- Danger is imminent, and, as a result, your character will never be the same again.
Instantly, we care about Zsadist and Phurry too. We want Zsadist to survive because his brother cares about him. (Possible theme: Limits of sibling responsibility.)
What’s important to understand is that the reader needs to be able to picture this tipping point from the first sentence, first paragraphs, first page, etc.
Make sure to include in the opening (try for first paragraph) the following aspects:
- Hook should include the sympathetic character at an unusual tipping point that adds curiosity, with slight reference to setting and the POV character’s immediate intentions.
- Hint at his hidden desire and fear while giving the reader a glimpse at the motivations.
- Plot goal may or may not come into play, but introduce heightened tension that hints at your theme.
- Avoid backstory
- Set the Tone
From American Gods by Neil Gaiman:
“Shadow had done three years in prison. He was big enough and looked don’t-fuck-with-me enough that his biggest problem was killing time. So he kept himself in shape, and taught himself coin tricks, and thought a lot about how much he loved his wife.”
How do you feel after reading that opening?
Here’s a guy, Shadow, who wants to stay out of trouble (fear: of being bad, desire: to be good). He occupies his time in prison (setting) by working out, teaching himself coin tricks, and thinking about his wife (motivation, sympathetic character). He’s put in his time, three years, and I’m curious to know why he was in prison and when he will get out (that’s about to happen later in the scene. We’re just at the tipping point). We can assume that his immediate motivation is reuniting with his wife (he states this later in the scene, too).
Possible themes are: Love, Loyalty, and Sacrifice.
Gaiman sets the tone with words like Shadow, big, don’t-fuck-with-me, killing, and tricks, but also includes in shape and love.
Shadow is a sympathetic character. I’m rooting for him because, gosh, he wants to be good, bad things happen to good people, he’s paid his dues, and he loves his wife!
And, right from the start, I want what Shadow wants. I want him to get out of prison and reunite with his wife.
Next time you have to craft the beginning of your story, try to include the bullet points above. Create a sympathetic image for your reader that hovers on the tipping point so the reader immediately wants what your main character wants.
“Live Write Thrive | Insights, Inspiration, and Practical Advice for Writers.” Live Write Thrive | Insights, Inspiration, and Practical Advice for Writers. N.p., n.d. Web. 15 Aug. 2012. <http://www.livewritethrive.com/>.http://www.livewritethrive.com/wp-content/uploads/2012/01/first-page-checklist.pdf
Bernays, Anne, and Pamela Painter. What If?: Writing Exercises for Fiction Writers. New York, NY: HarperCollins College, 1995. Print. [Robie Macauley, Ways To Begin A Story, pg 10]

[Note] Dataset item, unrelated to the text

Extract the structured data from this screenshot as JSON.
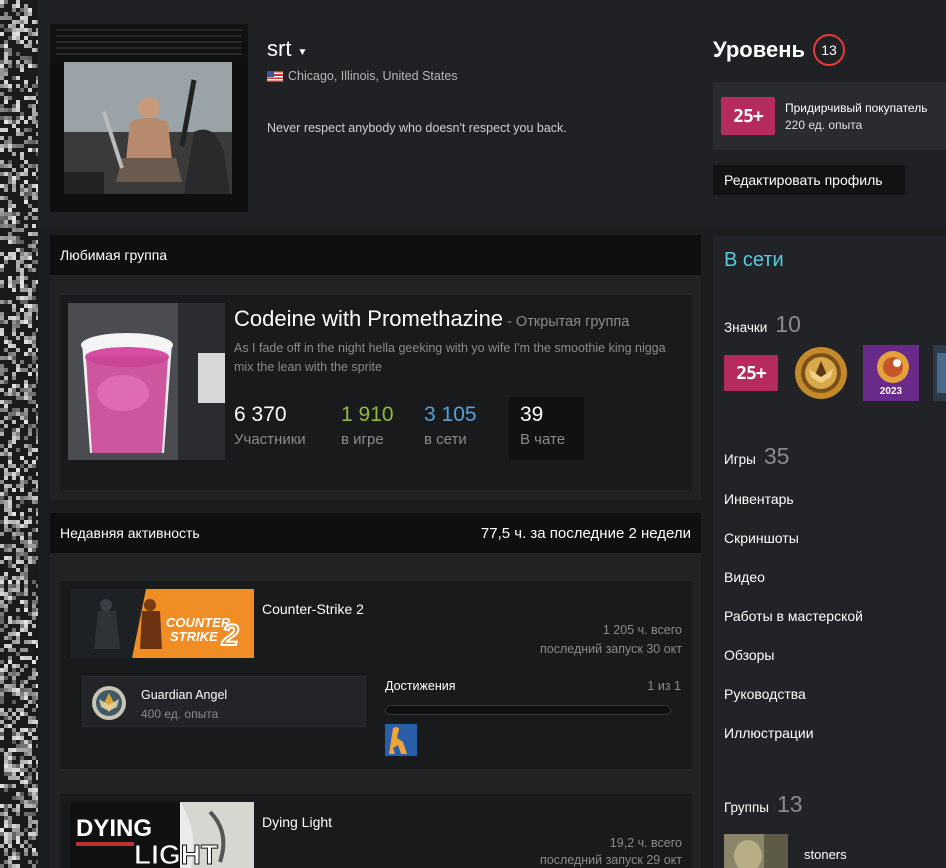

Fredette, Jean M. The Writer’s Digest Handbook of Short Story Writing, Volume II. Cincinnati, OH: Writer’s Digest, 1991. Print [Roy Sorrels, How To Start Smart, pg 89]